Crass and violent, Deadpool earns its R-rating.  Funny and pretty entertaining, it earns some praise as well.  I don’t know if it’s quite as witty as it thinks it is.  Is having a character make a note of “breaking the fourth wall” really innovative or clever?  Isn’t the “fourth wall” really a theater thing and less a movie thing?  More aptly, the film is filled with geek-love easter eggs.

I don’t think I’d be the only person to suggest that Brianna Hildebrand who plays Negasonic Teenage Warhead almost stole the show despite her relatively small role.

The superhero movie is certainly in danger of becoming a victim of its own success at the moment.  The glut of product is really just entering its onslaught phase.  And as successfully as Marvel/Disney have crafted the Marvel Cinematic Universe and DC and Warner Brothers are desperately trying to construct their own, we’re going to be drowning in it soon.  And how soon it plays itself out is anybody’s guess.  More and more it seems like “product” rather than actual entertainment.

So Deadpool‘s success… it will be interesting to see if it actually shakes anything up.

Fantastic Four (2015)

Fantastic Four (2015) movie poster

director Josh Trank
viewed: 01/20/2015

Critics love to beat up on a bad movie.  I myself have noted that it’s sometimes more fun to write about a movie I hate as opposed to a movie I love.  And Josh Trank’s Fantastic Four was one for the ages of 2015.  It’s up for a lot of Golden Raspberries and clocks a 9% at Rotten Tomatoes.  It’s pre-planned sequel has been shelved.

The implosions behind the film are worth noting, and it’s worth reading Anthony Breznican’s article on for the scuttlebutt.  It’s also worth noting that Marvel Comics cancelled the Fantastic Four comic book series prior to the release of the film.  Speculation had it that Marvel didn’t want to build up a franchise whose rights belonged to another, in this case Fox.  The thinking was that if this thing tanked and Fox didn’t make a sequel, the rights would revert to Marvel/Disney and well, whatever happens then…who knows.

Could this property have been more beleaguered?

Marvel sold the film rights for the Fantastic Four initially for a relative song, which resulted in the notorious and obscure Roger Corman-produced flick from 1994.  Those rights were eventually parlayed into 20th Century Fox’s mitts and brought forth the two Jessica Alba movies of 2005 and 2007.  And it’s been since that time that Marvel went from scrapper to powerhouse to Disney acquisition, controlling their own product and developing what’s come to be known as the MCU (the Marvel Cinematic Universe).

How much do you think Marvel wants all their stuff back?  They got Spider-Man back last year in a partnership deal with Sony.  It’s probably much to their chagrin that the X-Men continue to thrive at Fox.

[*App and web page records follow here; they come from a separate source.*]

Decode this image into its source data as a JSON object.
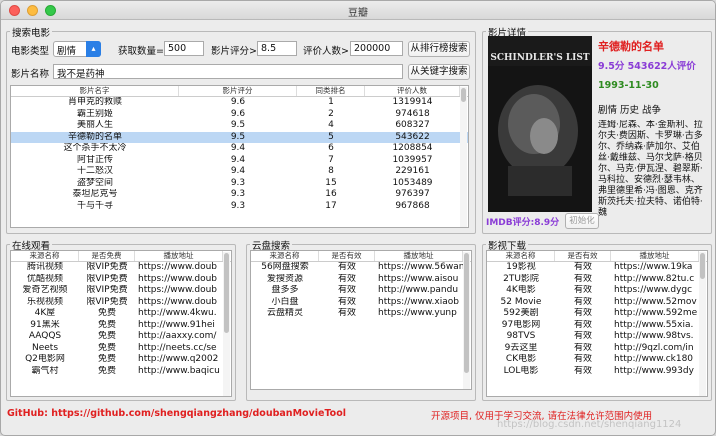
{
  "window": {
    "title": "豆瓣"
  },
  "search": {
    "group_title": "搜索电影",
    "type_label": "电影类型",
    "type_value": "剧情",
    "count_label": "获取数量=",
    "count_value": "500",
    "rating_label": "影片评分>",
    "rating_value": "8.5",
    "votes_label": "评价人数>",
    "votes_value": "200000",
    "rank_button": "从排行榜搜索",
    "name_label": "影片名称",
    "name_value": "我不是药神",
    "keyword_button": "从关键字搜索"
  },
  "movies": {
    "headers": [
      "影片名字",
      "影片评分",
      "同类排名",
      "评价人数"
    ],
    "rows": [
      [
        "肖申克的救赎",
        "9.6",
        "1",
        "1319914"
      ],
      [
        "霸王别姬",
        "9.6",
        "2",
        "974618"
      ],
      [
        "美丽人生",
        "9.5",
        "4",
        "608327"
      ],
      [
        "辛德勒的名单",
        "9.5",
        "5",
        "543622"
      ],
      [
        "这个杀手不太冷",
        "9.4",
        "6",
        "1208854"
      ],
      [
        "阿甘正传",
        "9.4",
        "7",
        "1039957"
      ],
      [
        "十二怒汉",
        "9.4",
        "8",
        "229161"
      ],
      [
        "盗梦空间",
        "9.3",
        "15",
        "1053489"
      ],
      [
        "泰坦尼克号",
        "9.3",
        "16",
        "976397"
      ],
      [
        "千与千寻",
        "9.3",
        "17",
        "967868"
      ]
    ],
    "selected_index": 3
  },
  "detail": {
    "group_title": "影片详情",
    "poster_text": "SCHINDLER'S LIST",
    "title": "辛德勒的名单",
    "score_line": "9.5分 543622人评价",
    "date": "1993-11-30",
    "genres": "剧情 历史 战争",
    "cast": "连姆·尼森、本·金斯利、拉尔夫·费因斯、卡罗琳·古多尔、乔纳森·萨加尔、艾伯丝·戴维兹、马尔戈萨·格贝尔、马克·伊瓦涅、碧翠斯·马科拉、安德烈·瑟韦林、弗里德里希·冯·图恩、克齐斯茨托夫·拉夫特、诺伯特·魏",
    "imdb_label": "IMDB评分:8.9分",
    "init_button": "初始化"
  },
  "online": {
    "group_title": "在线观看",
    "headers": [
      "来源名称",
      "是否免费",
      "播放地址"
    ],
    "rows": [
      [
        "腾讯视频",
        "限VIP免费",
        "https://www.doub"
      ],
      [
        "优酷视频",
        "限VIP免费",
        "https://www.doub"
      ],
      [
        "爱奇艺视频",
        "限VIP免费",
        "https://www.doub"
      ],
      [
        "乐视视频",
        "限VIP免费",
        "https://www.doub"
      ],
      [
        "4K屋",
        "免费",
        "http://www.4kwu."
      ],
      [
        "91黑米",
        "免费",
        "http://www.91hei"
      ],
      [
        "AAQQS",
        "免费",
        "http://aaxxy.com/"
      ],
      [
        "Neets",
        "免费",
        "http://neets.cc/se"
      ],
      [
        "Q2电影网",
        "免费",
        "http://www.q2002"
      ],
      [
        "霸气村",
        "免费",
        "http://www.baqicu"
      ]
    ]
  },
  "cloud": {
    "group_title": "云盘搜索",
    "headers": [
      "来源名称",
      "是否有效",
      "播放地址"
    ],
    "rows": [
      [
        "56网盘搜索",
        "有效",
        "https://www.56wan"
      ],
      [
        "爱搜资源",
        "有效",
        "https://www.aisou"
      ],
      [
        "盘多多",
        "有效",
        "http://www.pandu"
      ],
      [
        "小白盘",
        "有效",
        "https://www.xiaob"
      ],
      [
        "云盘精灵",
        "有效",
        "https://www.yunp"
      ]
    ]
  },
  "download": {
    "group_title": "影视下载",
    "headers": [
      "来源名称",
      "是否有效",
      "播放地址"
    ],
    "rows": [
      [
        "19影视",
        "有效",
        "https://www.19ka"
      ],
      [
        "2TU影院",
        "有效",
        "http://www.82tu.c"
      ],
      [
        "4K电影",
        "有效",
        "https://www.dygc"
      ],
      [
        "52 Movie",
        "有效",
        "http://www.52mov"
      ],
      [
        "592美剧",
        "有效",
        "http://www.592me"
      ],
      [
        "97电影网",
        "有效",
        "http://www.55xia."
      ],
      [
        "98TVS",
        "有效",
        "http://www.98tvs."
      ],
      [
        "9去这里",
        "有效",
        "http://9qzl.com/in"
      ],
      [
        "CK电影",
        "有效",
        "http://www.ck180"
      ],
      [
        "LOL电影",
        "有效",
        "http://www.993dy"
      ]
    ]
  },
  "footer": {
    "github": "GitHub: https://github.com/shengqiangzhang/doubanMovieTool",
    "notice": "开源项目, 仅用于学习交流, 请在法律允许范围内使用",
    "watermark": "https://blog.csdn.net/shenqiang1124"
  },
  "colors": {
    "selection": "#bcd7f4",
    "accent_red": "#e02020",
    "accent_purple": "#8a3cd6",
    "accent_green": "#2e8b20",
    "select_blue": "#2a7fe6"
  }
}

My daughter has become quite the fan of the MCU, and even though Fantastic Four is outside of the MCU, she was still pretty into seeing it.

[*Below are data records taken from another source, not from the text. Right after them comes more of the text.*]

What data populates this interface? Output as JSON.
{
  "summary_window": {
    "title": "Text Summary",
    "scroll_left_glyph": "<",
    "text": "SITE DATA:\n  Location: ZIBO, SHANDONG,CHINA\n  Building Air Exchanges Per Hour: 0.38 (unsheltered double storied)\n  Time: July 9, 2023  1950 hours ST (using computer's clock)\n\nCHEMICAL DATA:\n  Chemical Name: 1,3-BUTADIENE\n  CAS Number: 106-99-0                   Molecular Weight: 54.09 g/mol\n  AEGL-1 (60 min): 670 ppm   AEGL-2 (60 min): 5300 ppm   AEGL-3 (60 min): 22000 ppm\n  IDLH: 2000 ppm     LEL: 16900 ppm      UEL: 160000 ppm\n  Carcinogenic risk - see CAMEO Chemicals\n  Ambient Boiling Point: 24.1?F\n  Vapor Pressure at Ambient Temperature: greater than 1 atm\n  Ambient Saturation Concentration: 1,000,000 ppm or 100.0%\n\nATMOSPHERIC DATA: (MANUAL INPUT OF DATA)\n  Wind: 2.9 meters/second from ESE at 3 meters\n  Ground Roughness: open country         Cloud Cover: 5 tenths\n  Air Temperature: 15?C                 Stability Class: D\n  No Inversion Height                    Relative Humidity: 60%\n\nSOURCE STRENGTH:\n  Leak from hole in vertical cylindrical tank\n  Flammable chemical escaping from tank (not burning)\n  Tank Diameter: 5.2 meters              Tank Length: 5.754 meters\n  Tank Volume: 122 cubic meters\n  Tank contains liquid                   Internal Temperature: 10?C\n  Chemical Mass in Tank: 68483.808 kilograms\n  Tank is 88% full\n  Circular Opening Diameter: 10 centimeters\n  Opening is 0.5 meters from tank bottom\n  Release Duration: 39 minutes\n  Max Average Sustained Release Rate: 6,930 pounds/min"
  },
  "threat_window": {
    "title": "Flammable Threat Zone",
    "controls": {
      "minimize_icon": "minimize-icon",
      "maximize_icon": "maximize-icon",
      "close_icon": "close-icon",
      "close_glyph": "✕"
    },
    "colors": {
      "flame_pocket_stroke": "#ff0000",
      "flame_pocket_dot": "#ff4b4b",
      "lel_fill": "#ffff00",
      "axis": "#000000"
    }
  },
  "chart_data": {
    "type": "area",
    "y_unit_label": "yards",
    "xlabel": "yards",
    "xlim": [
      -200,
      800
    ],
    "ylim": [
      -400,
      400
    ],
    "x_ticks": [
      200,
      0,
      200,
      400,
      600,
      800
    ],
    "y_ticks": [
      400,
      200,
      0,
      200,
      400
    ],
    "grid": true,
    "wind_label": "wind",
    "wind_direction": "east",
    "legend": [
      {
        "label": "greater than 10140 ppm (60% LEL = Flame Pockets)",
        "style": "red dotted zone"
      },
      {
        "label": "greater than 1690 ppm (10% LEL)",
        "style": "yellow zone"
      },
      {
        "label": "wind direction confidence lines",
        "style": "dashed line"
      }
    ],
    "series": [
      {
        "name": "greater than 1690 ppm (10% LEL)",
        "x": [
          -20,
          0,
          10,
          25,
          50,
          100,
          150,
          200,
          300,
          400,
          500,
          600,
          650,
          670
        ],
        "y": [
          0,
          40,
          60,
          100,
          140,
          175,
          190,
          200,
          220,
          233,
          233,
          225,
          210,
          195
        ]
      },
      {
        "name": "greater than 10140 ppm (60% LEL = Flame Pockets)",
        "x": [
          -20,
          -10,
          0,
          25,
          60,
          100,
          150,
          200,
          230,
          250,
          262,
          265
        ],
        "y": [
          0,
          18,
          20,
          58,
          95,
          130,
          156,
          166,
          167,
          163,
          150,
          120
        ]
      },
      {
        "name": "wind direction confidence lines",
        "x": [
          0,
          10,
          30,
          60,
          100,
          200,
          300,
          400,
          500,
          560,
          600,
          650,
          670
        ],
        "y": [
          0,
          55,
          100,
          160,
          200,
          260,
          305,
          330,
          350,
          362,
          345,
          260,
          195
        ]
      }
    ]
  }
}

It’s a strange resultant film.

It’s an origin film, re-worked from the comics, putting the four together with Victor von Doom (Toby Kebbell) getting spattered with weird energy from a trip to another dimension.  This is in part where the film has its best qualities.  I liked the casting of all the key characters Michael B. Jordan, Kate Mara, Jamie Bell, Miles Teller, and Kebbell too.  Making the characters younger, straight out of high school, more or less, gave them something a little different, vaguely fresh.  And up through the point where they become blasted with powers, the film moves along quickly and pretty well.

At 100 minutes, it’s one of the shorter movies out there, definitely one of the shortest superhero movies, which would be to its credit.  Except right after they get their powers, the story switches over where Teller’s Mr. Fantastic runs off by himself for a year, the others work for a quasi-government organization, and then decide to go after the other dimension again, where they find Doom, who got stuck on the planet and went crazy.

By the time it’s time for the showdown, there is no time left in the film.  The climactic battle is so mercifully short that it feels weird.  And the ending comes quick and embarrassingly glib.

It’s true, it’s a mess of a movie.  Who knows what it might have been.  Who knows to whom the blame belongs, on Trank or the studio.  Who knows what will become of the cinematic Fantastic Four.